**Work task:**
Output the data unchanged and complete, minus the images.

**Raw data:**
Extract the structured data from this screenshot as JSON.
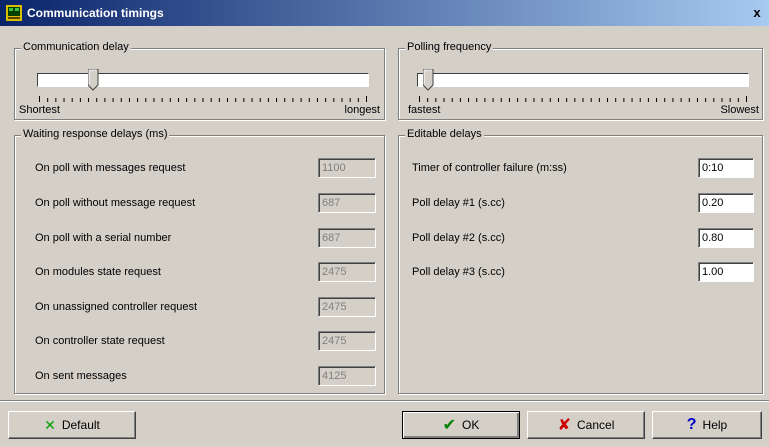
{
  "window": {
    "title": "Communication timings",
    "close_label": "x"
  },
  "communication_delay": {
    "label": "Communication delay",
    "min_label": "Shortest",
    "max_label": "longest",
    "level": 0.16
  },
  "polling_frequency": {
    "label": "Polling frequency",
    "min_label": "fastest",
    "max_label": "Slowest",
    "level": 0.02
  },
  "waiting_response_delays": {
    "label": "Waiting response delays (ms)",
    "rows": [
      {
        "label": "On poll with messages request",
        "value": "1100"
      },
      {
        "label": "On poll without message request",
        "value": "687"
      },
      {
        "label": "On poll with a serial number",
        "value": "687"
      },
      {
        "label": "On modules state request",
        "value": "2475"
      },
      {
        "label": "On unassigned controller request",
        "value": "2475"
      },
      {
        "label": "On controller state request",
        "value": "2475"
      },
      {
        "label": "On sent messages",
        "value": "4125"
      }
    ]
  },
  "editable_delays": {
    "label": "Editable delays",
    "rows": [
      {
        "label": "Timer of controller failure (m:ss)",
        "value": "0:10"
      },
      {
        "label": "Poll delay #1 (s.cc)",
        "value": "0.20"
      },
      {
        "label": "Poll delay #2 (s.cc)",
        "value": "0.80"
      },
      {
        "label": "Poll delay #3 (s.cc)",
        "value": "1.00"
      }
    ]
  },
  "buttons": {
    "default_label": "Default",
    "ok_label": "OK",
    "cancel_label": "Cancel",
    "help_label": "Help"
  },
  "colors": {
    "title_gradient_start": "#0a246a",
    "title_gradient_end": "#a6caf0",
    "dialog_bg": "#d4d0c8",
    "ok_check": "#008000",
    "cancel_x": "#cc0000",
    "default_x": "#00a000",
    "help_icon": "#0000cc"
  },
  "icons": {
    "app": "app-icon",
    "default": "green-x-icon",
    "ok": "checkmark-icon",
    "cancel": "red-x-icon",
    "help": "question-mark-icon"
  }
}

**Answer to this problem:**
Extract the structured data from this screenshot as JSON.
{
  "window": {
    "title": "Communication timings",
    "close_label": "x"
  },
  "communication_delay": {
    "label": "Communication delay",
    "min_label": "Shortest",
    "max_label": "longest",
    "level": 0.16
  },
  "polling_frequency": {
    "label": "Polling frequency",
    "min_label": "fastest",
    "max_label": "Slowest",
    "level": 0.02
  },
  "waiting_response_delays": {
    "label": "Waiting response delays (ms)",
    "rows": [
      {
        "label": "On poll with messages request",
        "value": "1100"
      },
      {
        "label": "On poll without message request",
        "value": "687"
      },
      {
        "label": "On poll with a serial number",
        "value": "687"
      },
      {
        "label": "On modules state request",
        "value": "2475"
      },
      {
        "label": "On unassigned controller request",
        "value": "2475"
      },
      {
        "label": "On controller state request",
        "value": "2475"
      },
      {
        "label": "On sent messages",
        "value": "4125"
      }
    ]
  },
  "editable_delays": {
    "label": "Editable delays",
    "rows": [
      {
        "label": "Timer of controller failure (m:ss)",
        "value": "0:10"
      },
      {
        "label": "Poll delay #1 (s.cc)",
        "value": "0.20"
      },
      {
        "label": "Poll delay #2 (s.cc)",
        "value": "0.80"
      },
      {
        "label": "Poll delay #3 (s.cc)",
        "value": "1.00"
      }
    ]
  },
  "buttons": {
    "default_label": "Default",
    "ok_label": "OK",
    "cancel_label": "Cancel",
    "help_label": "Help"
  },
  "colors": {
    "title_gradient_start": "#0a246a",
    "title_gradient_end": "#a6caf0",
    "dialog_bg": "#d4d0c8",
    "ok_check": "#008000",
    "cancel_x": "#cc0000",
    "default_x": "#00a000",
    "help_icon": "#0000cc"
  },
  "icons": {
    "app": "app-icon",
    "default": "green-x-icon",
    "ok": "checkmark-icon",
    "cancel": "red-x-icon",
    "help": "question-mark-icon"
  }
}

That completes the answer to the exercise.